═════ Material shown ═════

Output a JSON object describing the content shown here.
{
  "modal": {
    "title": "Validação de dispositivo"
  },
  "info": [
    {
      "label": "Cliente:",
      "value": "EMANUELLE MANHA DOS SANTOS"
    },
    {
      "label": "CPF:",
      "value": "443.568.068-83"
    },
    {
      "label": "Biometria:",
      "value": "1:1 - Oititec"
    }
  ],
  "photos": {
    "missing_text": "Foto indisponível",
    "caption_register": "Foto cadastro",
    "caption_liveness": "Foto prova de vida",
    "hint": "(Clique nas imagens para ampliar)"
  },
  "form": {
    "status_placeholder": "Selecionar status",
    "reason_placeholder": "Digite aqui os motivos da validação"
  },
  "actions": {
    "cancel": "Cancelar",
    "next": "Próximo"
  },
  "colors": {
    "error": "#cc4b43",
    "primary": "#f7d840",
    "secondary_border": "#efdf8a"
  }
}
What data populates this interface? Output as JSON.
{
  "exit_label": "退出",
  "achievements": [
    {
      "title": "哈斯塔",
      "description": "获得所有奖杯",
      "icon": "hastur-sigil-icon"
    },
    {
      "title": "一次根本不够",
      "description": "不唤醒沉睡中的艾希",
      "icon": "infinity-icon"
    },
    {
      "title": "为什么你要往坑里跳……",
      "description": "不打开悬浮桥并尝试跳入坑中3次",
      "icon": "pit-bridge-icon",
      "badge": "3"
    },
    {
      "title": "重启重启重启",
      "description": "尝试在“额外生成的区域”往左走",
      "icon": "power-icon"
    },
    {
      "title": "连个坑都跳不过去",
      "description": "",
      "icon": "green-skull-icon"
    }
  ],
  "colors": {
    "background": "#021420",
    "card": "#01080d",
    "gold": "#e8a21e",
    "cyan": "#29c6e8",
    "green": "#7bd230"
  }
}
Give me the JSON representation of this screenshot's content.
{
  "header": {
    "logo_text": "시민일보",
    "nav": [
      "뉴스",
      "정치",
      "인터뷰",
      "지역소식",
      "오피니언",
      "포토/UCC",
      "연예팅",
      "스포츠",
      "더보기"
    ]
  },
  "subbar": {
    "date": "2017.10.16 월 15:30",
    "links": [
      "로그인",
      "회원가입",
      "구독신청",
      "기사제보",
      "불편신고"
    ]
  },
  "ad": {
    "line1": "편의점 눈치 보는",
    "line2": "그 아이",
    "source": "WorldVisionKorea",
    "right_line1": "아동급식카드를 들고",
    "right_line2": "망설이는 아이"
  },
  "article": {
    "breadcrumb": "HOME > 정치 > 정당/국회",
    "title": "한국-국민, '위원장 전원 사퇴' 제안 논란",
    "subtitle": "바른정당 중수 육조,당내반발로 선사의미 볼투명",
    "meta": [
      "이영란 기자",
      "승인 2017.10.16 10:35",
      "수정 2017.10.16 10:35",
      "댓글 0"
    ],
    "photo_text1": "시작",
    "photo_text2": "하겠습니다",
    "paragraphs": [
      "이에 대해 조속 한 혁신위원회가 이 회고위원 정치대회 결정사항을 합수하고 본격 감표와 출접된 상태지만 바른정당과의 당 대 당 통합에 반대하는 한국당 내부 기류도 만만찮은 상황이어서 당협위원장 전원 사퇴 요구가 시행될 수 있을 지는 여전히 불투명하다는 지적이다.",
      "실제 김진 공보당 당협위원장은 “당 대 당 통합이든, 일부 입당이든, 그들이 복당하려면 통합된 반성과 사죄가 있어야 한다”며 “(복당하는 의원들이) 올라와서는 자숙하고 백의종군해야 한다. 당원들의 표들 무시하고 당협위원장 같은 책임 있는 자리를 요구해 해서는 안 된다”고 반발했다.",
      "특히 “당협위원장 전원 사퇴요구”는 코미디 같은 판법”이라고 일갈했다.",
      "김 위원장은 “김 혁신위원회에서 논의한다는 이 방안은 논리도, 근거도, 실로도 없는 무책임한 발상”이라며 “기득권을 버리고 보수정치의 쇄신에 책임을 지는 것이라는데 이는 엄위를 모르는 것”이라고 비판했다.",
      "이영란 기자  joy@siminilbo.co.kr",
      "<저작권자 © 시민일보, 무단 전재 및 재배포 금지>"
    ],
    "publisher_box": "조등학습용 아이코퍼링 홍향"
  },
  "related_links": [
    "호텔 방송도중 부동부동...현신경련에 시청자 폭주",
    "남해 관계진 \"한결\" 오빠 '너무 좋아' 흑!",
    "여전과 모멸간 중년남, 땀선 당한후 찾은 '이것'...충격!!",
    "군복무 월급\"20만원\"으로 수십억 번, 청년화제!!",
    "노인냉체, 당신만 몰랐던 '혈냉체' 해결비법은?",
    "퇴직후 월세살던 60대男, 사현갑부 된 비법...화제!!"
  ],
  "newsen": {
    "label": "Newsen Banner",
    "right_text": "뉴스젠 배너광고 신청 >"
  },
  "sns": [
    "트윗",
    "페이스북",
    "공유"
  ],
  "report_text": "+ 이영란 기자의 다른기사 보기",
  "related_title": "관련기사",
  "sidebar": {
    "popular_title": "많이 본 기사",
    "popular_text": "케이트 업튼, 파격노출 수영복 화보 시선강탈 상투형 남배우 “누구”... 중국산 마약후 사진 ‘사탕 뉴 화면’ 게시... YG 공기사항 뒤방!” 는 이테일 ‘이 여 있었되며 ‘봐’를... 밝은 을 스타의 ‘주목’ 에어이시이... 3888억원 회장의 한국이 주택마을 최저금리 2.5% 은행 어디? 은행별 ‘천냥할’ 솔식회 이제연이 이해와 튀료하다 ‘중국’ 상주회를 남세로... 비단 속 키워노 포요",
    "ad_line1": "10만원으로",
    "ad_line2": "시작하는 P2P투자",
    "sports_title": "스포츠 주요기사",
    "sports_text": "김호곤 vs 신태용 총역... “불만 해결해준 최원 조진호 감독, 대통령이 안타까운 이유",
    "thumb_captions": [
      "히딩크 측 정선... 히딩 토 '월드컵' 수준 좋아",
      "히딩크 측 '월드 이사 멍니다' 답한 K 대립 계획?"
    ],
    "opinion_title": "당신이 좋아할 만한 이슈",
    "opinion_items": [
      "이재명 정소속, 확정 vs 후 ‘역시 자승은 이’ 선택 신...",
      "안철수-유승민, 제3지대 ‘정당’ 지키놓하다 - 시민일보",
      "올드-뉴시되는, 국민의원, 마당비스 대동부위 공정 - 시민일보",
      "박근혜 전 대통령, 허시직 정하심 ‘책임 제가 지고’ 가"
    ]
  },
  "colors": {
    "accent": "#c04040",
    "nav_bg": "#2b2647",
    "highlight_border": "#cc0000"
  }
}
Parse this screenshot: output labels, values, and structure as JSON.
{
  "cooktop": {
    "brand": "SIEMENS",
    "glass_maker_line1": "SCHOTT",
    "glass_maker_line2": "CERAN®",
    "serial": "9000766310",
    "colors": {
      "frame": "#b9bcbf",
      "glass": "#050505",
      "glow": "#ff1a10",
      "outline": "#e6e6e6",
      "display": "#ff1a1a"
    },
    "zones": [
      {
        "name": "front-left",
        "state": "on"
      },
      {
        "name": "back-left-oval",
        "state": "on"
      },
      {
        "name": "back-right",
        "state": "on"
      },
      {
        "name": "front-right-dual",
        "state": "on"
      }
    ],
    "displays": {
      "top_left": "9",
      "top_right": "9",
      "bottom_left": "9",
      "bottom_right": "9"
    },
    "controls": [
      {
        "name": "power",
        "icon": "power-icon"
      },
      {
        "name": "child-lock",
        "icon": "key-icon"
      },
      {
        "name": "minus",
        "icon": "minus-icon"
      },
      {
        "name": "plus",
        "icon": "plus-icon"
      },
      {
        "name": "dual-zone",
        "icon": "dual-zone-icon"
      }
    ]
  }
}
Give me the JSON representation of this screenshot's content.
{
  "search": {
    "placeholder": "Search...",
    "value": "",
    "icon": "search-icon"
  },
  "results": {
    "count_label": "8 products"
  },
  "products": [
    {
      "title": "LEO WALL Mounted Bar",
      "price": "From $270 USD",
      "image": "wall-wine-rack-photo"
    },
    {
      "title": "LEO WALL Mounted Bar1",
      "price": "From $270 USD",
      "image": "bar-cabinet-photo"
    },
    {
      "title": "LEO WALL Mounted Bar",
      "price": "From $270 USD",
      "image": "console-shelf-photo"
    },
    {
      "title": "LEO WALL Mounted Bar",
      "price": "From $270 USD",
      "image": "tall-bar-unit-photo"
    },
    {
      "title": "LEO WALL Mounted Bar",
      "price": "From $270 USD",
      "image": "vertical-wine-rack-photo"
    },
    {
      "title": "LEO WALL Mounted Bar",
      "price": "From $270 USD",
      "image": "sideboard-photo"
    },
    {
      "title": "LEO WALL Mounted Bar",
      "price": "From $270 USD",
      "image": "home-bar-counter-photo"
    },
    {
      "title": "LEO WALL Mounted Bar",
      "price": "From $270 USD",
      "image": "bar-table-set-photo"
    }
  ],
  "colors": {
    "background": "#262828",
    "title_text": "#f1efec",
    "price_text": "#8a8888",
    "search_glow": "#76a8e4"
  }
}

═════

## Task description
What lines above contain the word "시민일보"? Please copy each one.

## Solution for this task
    "logo_text": "시민일보",
      "<저작권자 © 시민일보, 무단 전재 및 재배포 금지>"
      "안철수-유승민, 제3지대 ‘정당’ 지키놓하다 - 시민일보",
      "올드-뉴시되는, 국민의원, 마당비스 대동부위 공정 - 시민일보",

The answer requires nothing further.